*PROBLEM*.
Without altering anything, repeat each of the records.

** DATA SUPPLIED follows **

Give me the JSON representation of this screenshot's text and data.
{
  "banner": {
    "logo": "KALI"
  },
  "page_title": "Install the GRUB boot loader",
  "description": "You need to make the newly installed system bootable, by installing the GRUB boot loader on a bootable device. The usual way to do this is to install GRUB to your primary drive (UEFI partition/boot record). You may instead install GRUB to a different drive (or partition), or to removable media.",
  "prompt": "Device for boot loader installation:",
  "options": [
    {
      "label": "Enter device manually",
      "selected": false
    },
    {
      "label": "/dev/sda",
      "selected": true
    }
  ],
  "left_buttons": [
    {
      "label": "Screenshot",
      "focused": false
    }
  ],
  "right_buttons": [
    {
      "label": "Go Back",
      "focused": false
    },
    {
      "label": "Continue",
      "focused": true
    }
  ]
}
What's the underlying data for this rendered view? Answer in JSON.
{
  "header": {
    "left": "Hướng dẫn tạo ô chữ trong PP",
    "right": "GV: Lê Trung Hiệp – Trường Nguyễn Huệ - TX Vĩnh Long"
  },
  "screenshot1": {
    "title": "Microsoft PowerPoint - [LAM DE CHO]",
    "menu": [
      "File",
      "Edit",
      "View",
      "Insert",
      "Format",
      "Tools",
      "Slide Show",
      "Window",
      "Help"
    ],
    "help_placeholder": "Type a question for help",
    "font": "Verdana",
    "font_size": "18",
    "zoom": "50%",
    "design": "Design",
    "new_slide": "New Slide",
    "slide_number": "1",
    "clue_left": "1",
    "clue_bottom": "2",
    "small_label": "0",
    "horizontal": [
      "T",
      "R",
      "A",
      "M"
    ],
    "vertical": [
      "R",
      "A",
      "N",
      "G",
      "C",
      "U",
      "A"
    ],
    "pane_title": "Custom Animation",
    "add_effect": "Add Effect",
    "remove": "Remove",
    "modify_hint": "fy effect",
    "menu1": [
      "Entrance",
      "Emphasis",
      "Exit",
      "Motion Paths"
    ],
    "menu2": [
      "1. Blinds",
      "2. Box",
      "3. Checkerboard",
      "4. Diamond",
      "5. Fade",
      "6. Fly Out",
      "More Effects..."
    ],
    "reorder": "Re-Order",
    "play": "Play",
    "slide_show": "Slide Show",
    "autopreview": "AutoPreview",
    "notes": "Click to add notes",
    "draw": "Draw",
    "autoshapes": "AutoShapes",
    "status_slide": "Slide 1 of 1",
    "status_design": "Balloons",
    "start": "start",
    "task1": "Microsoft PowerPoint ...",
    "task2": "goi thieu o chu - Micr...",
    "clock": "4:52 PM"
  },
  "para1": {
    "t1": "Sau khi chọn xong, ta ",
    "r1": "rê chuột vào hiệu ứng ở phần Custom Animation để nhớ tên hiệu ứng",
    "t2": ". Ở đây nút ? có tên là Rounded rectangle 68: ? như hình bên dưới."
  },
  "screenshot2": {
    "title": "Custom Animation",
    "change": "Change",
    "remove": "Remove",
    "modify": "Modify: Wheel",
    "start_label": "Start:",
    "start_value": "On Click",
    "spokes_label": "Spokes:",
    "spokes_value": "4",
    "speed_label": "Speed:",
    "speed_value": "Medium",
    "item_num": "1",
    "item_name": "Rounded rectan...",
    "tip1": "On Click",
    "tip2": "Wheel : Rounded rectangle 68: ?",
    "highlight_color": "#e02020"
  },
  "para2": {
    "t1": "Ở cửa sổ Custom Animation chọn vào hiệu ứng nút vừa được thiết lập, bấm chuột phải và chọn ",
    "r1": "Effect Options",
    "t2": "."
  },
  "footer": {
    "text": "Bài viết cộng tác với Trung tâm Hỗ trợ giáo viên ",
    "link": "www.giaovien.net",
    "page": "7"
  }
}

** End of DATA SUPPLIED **

*YOUR SOLUTION*.
Give me the JSON representation of this screenshot's text and data.
{
  "banner": {
    "logo": "KALI"
  },
  "page_title": "Install the GRUB boot loader",
  "description": "You need to make the newly installed system bootable, by installing the GRUB boot loader on a bootable device. The usual way to do this is to install GRUB to your primary drive (UEFI partition/boot record). You may instead install GRUB to a different drive (or partition), or to removable media.",
  "prompt": "Device for boot loader installation:",
  "options": [
    {
      "label": "Enter device manually",
      "selected": false
    },
    {
      "label": "/dev/sda",
      "selected": true
    }
  ],
  "left_buttons": [
    {
      "label": "Screenshot",
      "focused": false
    }
  ],
  "right_buttons": [
    {
      "label": "Go Back",
      "focused": false
    },
    {
      "label": "Continue",
      "focused": true
    }
  ]
}
What's the underlying data for this rendered view? Answer in JSON.
{
  "header": {
    "left": "Hướng dẫn tạo ô chữ trong PP",
    "right": "GV: Lê Trung Hiệp – Trường Nguyễn Huệ - TX Vĩnh Long"
  },
  "screenshot1": {
    "title": "Microsoft PowerPoint - [LAM DE CHO]",
    "menu": [
      "File",
      "Edit",
      "View",
      "Insert",
      "Format",
      "Tools",
      "Slide Show",
      "Window",
      "Help"
    ],
    "help_placeholder": "Type a question for help",
    "font": "Verdana",
    "font_size": "18",
    "zoom": "50%",
    "design": "Design",
    "new_slide": "New Slide",
    "slide_number": "1",
    "clue_left": "1",
    "clue_bottom": "2",
    "small_label": "0",
    "horizontal": [
      "T",
      "R",
      "A",
      "M"
    ],
    "vertical": [
      "R",
      "A",
      "N",
      "G",
      "C",
      "U",
      "A"
    ],
    "pane_title": "Custom Animation",
    "add_effect": "Add Effect",
    "remove": "Remove",
    "modify_hint": "fy effect",
    "menu1": [
      "Entrance",
      "Emphasis",
      "Exit",
      "Motion Paths"
    ],
    "menu2": [
      "1. Blinds",
      "2. Box",
      "3. Checkerboard",
      "4. Diamond",
      "5. Fade",
      "6. Fly Out",
      "More Effects..."
    ],
    "reorder": "Re-Order",
    "play": "Play",
    "slide_show": "Slide Show",
    "autopreview": "AutoPreview",
    "notes": "Click to add notes",
    "draw": "Draw",
    "autoshapes": "AutoShapes",
    "status_slide": "Slide 1 of 1",
    "status_design": "Balloons",
    "start": "start",
    "task1": "Microsoft PowerPoint ...",
    "task2": "goi thieu o chu - Micr...",
    "clock": "4:52 PM"
  },
  "para1": {
    "t1": "Sau khi chọn xong, ta ",
    "r1": "rê chuột vào hiệu ứng ở phần Custom Animation để nhớ tên hiệu ứng",
    "t2": ". Ở đây nút ? có tên là Rounded rectangle 68: ? như hình bên dưới."
  },
  "screenshot2": {
    "title": "Custom Animation",
    "change": "Change",
    "remove": "Remove",
    "modify": "Modify: Wheel",
    "start_label": "Start:",
    "start_value": "On Click",
    "spokes_label": "Spokes:",
    "spokes_value": "4",
    "speed_label": "Speed:",
    "speed_value": "Medium",
    "item_num": "1",
    "item_name": "Rounded rectan...",
    "tip1": "On Click",
    "tip2": "Wheel : Rounded rectangle 68: ?",
    "highlight_color": "#e02020"
  },
  "para2": {
    "t1": "Ở cửa sổ Custom Animation chọn vào hiệu ứng nút vừa được thiết lập, bấm chuột phải và chọn ",
    "r1": "Effect Options",
    "t2": "."
  },
  "footer": {
    "text": "Bài viết cộng tác với Trung tâm Hỗ trợ giáo viên ",
    "link": "www.giaovien.net",
    "page": "7"
  }
}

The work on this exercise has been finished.